The vibrant international bike racing scene Dana Point Grand Prix (DPGP) brought to the Lantern District every April since 2007 has come to a close. Organizers canceled the 2019 edition of the race, citing lack of sponsorship and change in focus as its reason.
The 501(c)3 Dana Point Community Cycling Foundation (DPCCF), the non-profit charity since 2008 that helped organize the race, decided to explore a different direction to positively support local charities without the “fanfare and cost of operating a national level event,” Dana Point Grand Prix Executive Director Russ Ames said.
“The DPCCF Board of Directors decided in early January to discontinue their support for the national level DPGP and redirect their focus towards other community programs and endeavors,” Ames said.
The criterium around the historic Lantern District attracted a world-class field of professionals, including Olympian Jenn Valente and the first African American professional criterium national champion Rahsaan Bahati. Last year, teenage phenom Megan Jastrab upstaged her rivals by sprinting to victory in the women’s professional field, securing her status as one of the best sprinters in the country.
“The Dana Point Grand Prix was one of the biggest victories of my career, and it’s too bad I won’t get the chance to defend my title,” Jastrab said. “The locals embraced the race, and I hope the race comes back.”
Two years ago, the city of Dana Point discontinued its financial support of the race for budgetary reasons.

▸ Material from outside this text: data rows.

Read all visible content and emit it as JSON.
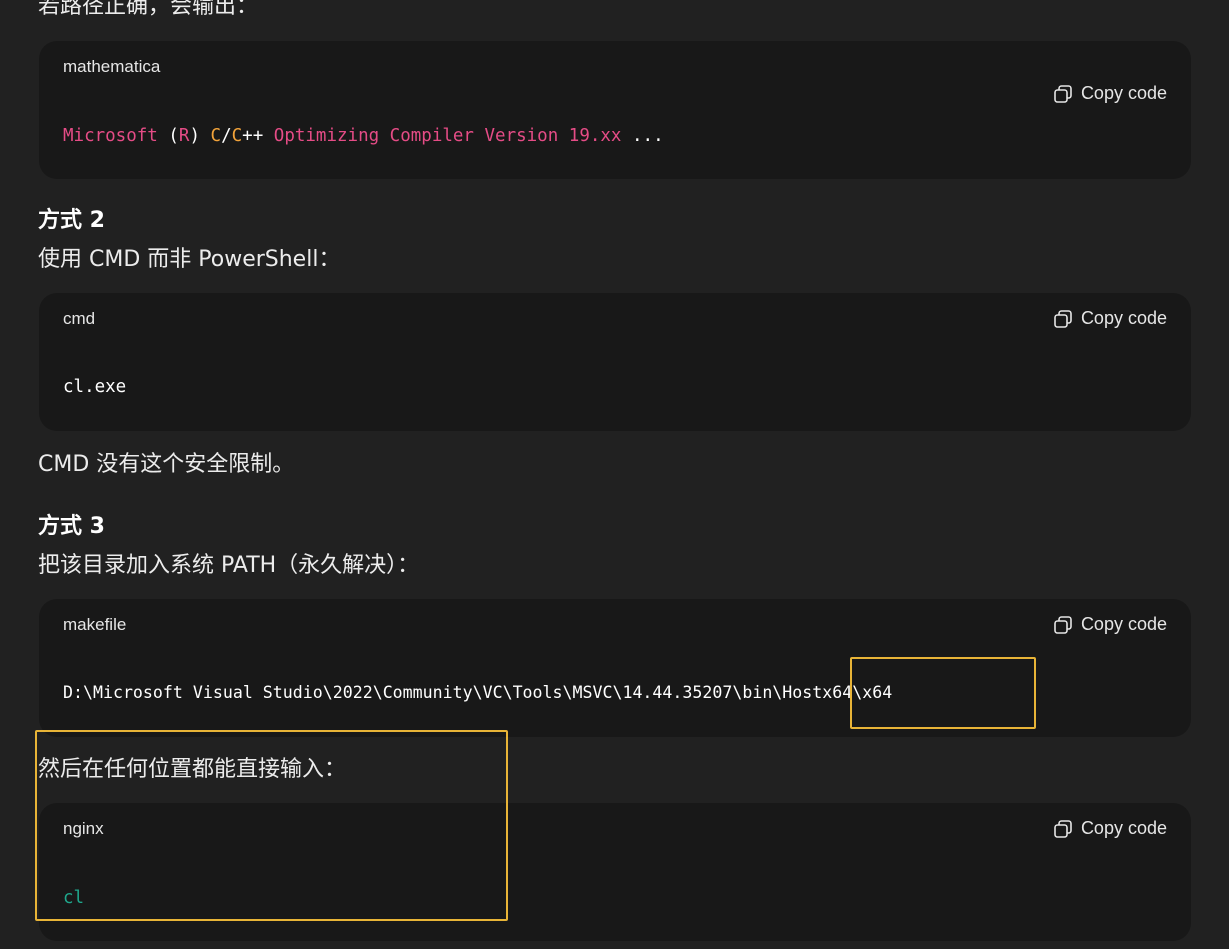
{
  "intro_text": "若路径正确，会输出：",
  "copy_label": "Copy code",
  "block1": {
    "lang": "mathematica",
    "tokens": [
      {
        "text": "Microsoft",
        "color": "magenta"
      },
      {
        "text": " (",
        "color": "white"
      },
      {
        "text": "R",
        "color": "magenta"
      },
      {
        "text": ") ",
        "color": "white"
      },
      {
        "text": "C",
        "color": "orange"
      },
      {
        "text": "/",
        "color": "white"
      },
      {
        "text": "C",
        "color": "orange"
      },
      {
        "text": "++ ",
        "color": "white"
      },
      {
        "text": "Optimizing Compiler Version 19.xx",
        "color": "magenta"
      },
      {
        "text": " ...",
        "color": "white"
      }
    ]
  },
  "method2": {
    "heading": "方式 2",
    "text": "使用 CMD 而非 PowerShell："
  },
  "block2": {
    "lang": "cmd",
    "code": "cl.exe"
  },
  "cmd_note": "CMD 没有这个安全限制。",
  "method3": {
    "heading": "方式 3",
    "text": "把该目录加入系统 PATH（永久解决）："
  },
  "block3": {
    "lang": "makefile",
    "code": "D:\\Microsoft Visual Studio\\2022\\Community\\VC\\Tools\\MSVC\\14.44.35207\\bin\\Hostx64\\x64"
  },
  "anywhere_text": "然后在任何位置都能直接输入：",
  "block4": {
    "lang": "nginx",
    "code": "cl"
  },
  "colors": {
    "background": "#212121",
    "code_background": "#181818",
    "highlight": "#e8b437",
    "magenta": "#e54c86",
    "orange": "#f2a33a",
    "green": "#1fa68b"
  }
}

That was the beginning of the event’s struggle to maintain its status as one of the premier criteriums in the country.
“We knew the immediate implications to the life of the DPGP were now acute,” Ames said. “The transition from a city-supported charitable event into a stand-alone sponsor driven charitable event became our focus.”
In 2016, Kingston Technology Company came on board as a sponsor, which breathed new life into the race, but it wasn’t enough to sustain the event long term.
But the good news is, since its inception, the DPGP contributed almost $200,000 to local charities that directly benefitted from its success.
“I believe contributing to local charitable programs is one of the most important by-products of a successful endeavor,” Ames said. “Having a successful event is nice, but supporting charities that exist for the good of the community is much more important and gratifying.”
Ames said the big question now is if the race will return for 2020, and he’s received plenty of inquiries interested to help revive the event.
“Returning for the future, I would like to engage the community of Dana Point in drawing attention to the necessity of bicycle safety, especially for children,” Ames said. “I believe emphasizing important safety narratives on many different levels for families, communities and enthusiasts all for the greater good is an excellent theme to support every year for the future DPGP. Building an event highlighting conscientious safety awareness might help with ensuring event traction, but much more importantly, become a responsible message we can all get behind.”